What you should do —
All of the records below need to be copied exactly.

Material supplied —
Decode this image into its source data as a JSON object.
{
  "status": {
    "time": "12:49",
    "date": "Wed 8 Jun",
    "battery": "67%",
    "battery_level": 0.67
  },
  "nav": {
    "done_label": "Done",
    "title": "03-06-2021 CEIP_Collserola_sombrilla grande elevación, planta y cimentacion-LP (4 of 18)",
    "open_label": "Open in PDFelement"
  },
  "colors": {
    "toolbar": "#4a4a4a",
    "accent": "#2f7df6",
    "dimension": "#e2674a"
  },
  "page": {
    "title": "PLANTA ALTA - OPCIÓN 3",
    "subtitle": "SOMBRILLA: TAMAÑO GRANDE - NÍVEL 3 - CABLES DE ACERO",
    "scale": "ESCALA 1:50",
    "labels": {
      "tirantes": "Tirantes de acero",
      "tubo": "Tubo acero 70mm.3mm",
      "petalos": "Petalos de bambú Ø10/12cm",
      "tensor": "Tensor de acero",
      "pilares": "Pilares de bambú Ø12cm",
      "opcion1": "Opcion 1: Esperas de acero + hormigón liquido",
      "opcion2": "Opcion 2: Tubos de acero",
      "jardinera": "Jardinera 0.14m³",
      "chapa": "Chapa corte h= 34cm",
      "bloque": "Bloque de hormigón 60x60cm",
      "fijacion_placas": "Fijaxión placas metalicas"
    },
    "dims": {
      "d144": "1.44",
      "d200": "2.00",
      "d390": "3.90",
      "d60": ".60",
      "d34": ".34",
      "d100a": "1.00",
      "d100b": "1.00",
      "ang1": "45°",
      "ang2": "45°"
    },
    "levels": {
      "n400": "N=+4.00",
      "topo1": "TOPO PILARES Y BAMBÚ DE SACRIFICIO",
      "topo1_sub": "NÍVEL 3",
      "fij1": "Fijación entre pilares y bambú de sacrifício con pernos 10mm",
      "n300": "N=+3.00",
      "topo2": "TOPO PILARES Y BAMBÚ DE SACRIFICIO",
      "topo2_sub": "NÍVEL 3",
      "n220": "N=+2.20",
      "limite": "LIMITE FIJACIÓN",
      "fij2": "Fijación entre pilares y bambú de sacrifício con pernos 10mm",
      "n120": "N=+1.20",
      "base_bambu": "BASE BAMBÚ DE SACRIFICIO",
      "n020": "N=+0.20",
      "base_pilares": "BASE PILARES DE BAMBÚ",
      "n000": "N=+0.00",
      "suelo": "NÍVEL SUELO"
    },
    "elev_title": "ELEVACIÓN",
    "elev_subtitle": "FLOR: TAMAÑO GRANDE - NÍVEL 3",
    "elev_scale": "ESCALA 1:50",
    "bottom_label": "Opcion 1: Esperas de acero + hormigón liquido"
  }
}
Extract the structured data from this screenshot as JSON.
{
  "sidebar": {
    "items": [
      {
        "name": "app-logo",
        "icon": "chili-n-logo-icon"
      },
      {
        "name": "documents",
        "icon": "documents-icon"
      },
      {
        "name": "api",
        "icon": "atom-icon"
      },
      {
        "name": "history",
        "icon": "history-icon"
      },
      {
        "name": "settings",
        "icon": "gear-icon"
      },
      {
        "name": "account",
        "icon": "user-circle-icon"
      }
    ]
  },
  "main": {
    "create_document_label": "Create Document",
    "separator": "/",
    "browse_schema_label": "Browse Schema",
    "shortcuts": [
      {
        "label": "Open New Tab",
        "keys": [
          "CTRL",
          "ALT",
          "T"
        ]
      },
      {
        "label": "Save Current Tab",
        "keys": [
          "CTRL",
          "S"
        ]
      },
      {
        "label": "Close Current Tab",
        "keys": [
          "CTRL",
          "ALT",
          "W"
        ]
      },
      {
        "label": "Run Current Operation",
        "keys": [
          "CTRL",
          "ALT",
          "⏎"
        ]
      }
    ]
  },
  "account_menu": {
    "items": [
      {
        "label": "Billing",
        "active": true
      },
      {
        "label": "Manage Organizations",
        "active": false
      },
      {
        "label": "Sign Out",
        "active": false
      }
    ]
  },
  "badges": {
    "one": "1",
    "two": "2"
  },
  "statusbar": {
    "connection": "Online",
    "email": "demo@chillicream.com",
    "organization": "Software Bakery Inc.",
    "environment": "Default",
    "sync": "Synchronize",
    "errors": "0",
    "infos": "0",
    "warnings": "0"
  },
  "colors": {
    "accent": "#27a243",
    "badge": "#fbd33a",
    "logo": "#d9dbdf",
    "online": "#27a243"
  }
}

Answer to this problem —
Decode this image into its source data as a JSON object.
{
  "status": {
    "time": "12:49",
    "date": "Wed 8 Jun",
    "battery": "67%",
    "battery_level": 0.67
  },
  "nav": {
    "done_label": "Done",
    "title": "03-06-2021 CEIP_Collserola_sombrilla grande elevación, planta y cimentacion-LP (4 of 18)",
    "open_label": "Open in PDFelement"
  },
  "colors": {
    "toolbar": "#4a4a4a",
    "accent": "#2f7df6",
    "dimension": "#e2674a"
  },
  "page": {
    "title": "PLANTA ALTA - OPCIÓN 3",
    "subtitle": "SOMBRILLA: TAMAÑO GRANDE - NÍVEL 3 - CABLES DE ACERO",
    "scale": "ESCALA 1:50",
    "labels": {
      "tirantes": "Tirantes de acero",
      "tubo": "Tubo acero 70mm.3mm",
      "petalos": "Petalos de bambú Ø10/12cm",
      "tensor": "Tensor de acero",
      "pilares": "Pilares de bambú Ø12cm",
      "opcion1": "Opcion 1: Esperas de acero + hormigón liquido",
      "opcion2": "Opcion 2: Tubos de acero",
      "jardinera": "Jardinera 0.14m³",
      "chapa": "Chapa corte h= 34cm",
      "bloque": "Bloque de hormigón 60x60cm",
      "fijacion_placas": "Fijaxión placas metalicas"
    },
    "dims": {
      "d144": "1.44",
      "d200": "2.00",
      "d390": "3.90",
      "d60": ".60",
      "d34": ".34",
      "d100a": "1.00",
      "d100b": "1.00",
      "ang1": "45°",
      "ang2": "45°"
    },
    "levels": {
      "n400": "N=+4.00",
      "topo1": "TOPO PILARES Y BAMBÚ DE SACRIFICIO",
      "topo1_sub": "NÍVEL 3",
      "fij1": "Fijación entre pilares y bambú de sacrifício con pernos 10mm",
      "n300": "N=+3.00",
      "topo2": "TOPO PILARES Y BAMBÚ DE SACRIFICIO",
      "topo2_sub": "NÍVEL 3",
      "n220": "N=+2.20",
      "limite": "LIMITE FIJACIÓN",
      "fij2": "Fijación entre pilares y bambú de sacrifício con pernos 10mm",
      "n120": "N=+1.20",
      "base_bambu": "BASE BAMBÚ DE SACRIFICIO",
      "n020": "N=+0.20",
      "base_pilares": "BASE PILARES DE BAMBÚ",
      "n000": "N=+0.00",
      "suelo": "NÍVEL SUELO"
    },
    "elev_title": "ELEVACIÓN",
    "elev_subtitle": "FLOR: TAMAÑO GRANDE - NÍVEL 3",
    "elev_scale": "ESCALA 1:50",
    "bottom_label": "Opcion 1: Esperas de acero + hormigón liquido"
  }
}
Extract the structured data from this screenshot as JSON.
{
  "sidebar": {
    "items": [
      {
        "name": "app-logo",
        "icon": "chili-n-logo-icon"
      },
      {
        "name": "documents",
        "icon": "documents-icon"
      },
      {
        "name": "api",
        "icon": "atom-icon"
      },
      {
        "name": "history",
        "icon": "history-icon"
      },
      {
        "name": "settings",
        "icon": "gear-icon"
      },
      {
        "name": "account",
        "icon": "user-circle-icon"
      }
    ]
  },
  "main": {
    "create_document_label": "Create Document",
    "separator": "/",
    "browse_schema_label": "Browse Schema",
    "shortcuts": [
      {
        "label": "Open New Tab",
        "keys": [
          "CTRL",
          "ALT",
          "T"
        ]
      },
      {
        "label": "Save Current Tab",
        "keys": [
          "CTRL",
          "S"
        ]
      },
      {
        "label": "Close Current Tab",
        "keys": [
          "CTRL",
          "ALT",
          "W"
        ]
      },
      {
        "label": "Run Current Operation",
        "keys": [
          "CTRL",
          "ALT",
          "⏎"
        ]
      }
    ]
  },
  "account_menu": {
    "items": [
      {
        "label": "Billing",
        "active": true
      },
      {
        "label": "Manage Organizations",
        "active": false
      },
      {
        "label": "Sign Out",
        "active": false
      }
    ]
  },
  "badges": {
    "one": "1",
    "two": "2"
  },
  "statusbar": {
    "connection": "Online",
    "email": "demo@chillicream.com",
    "organization": "Software Bakery Inc.",
    "environment": "Default",
    "sync": "Synchronize",
    "errors": "0",
    "infos": "0",
    "warnings": "0"
  },
  "colors": {
    "accent": "#27a243",
    "badge": "#fbd33a",
    "logo": "#d9dbdf",
    "online": "#27a243"
  }
}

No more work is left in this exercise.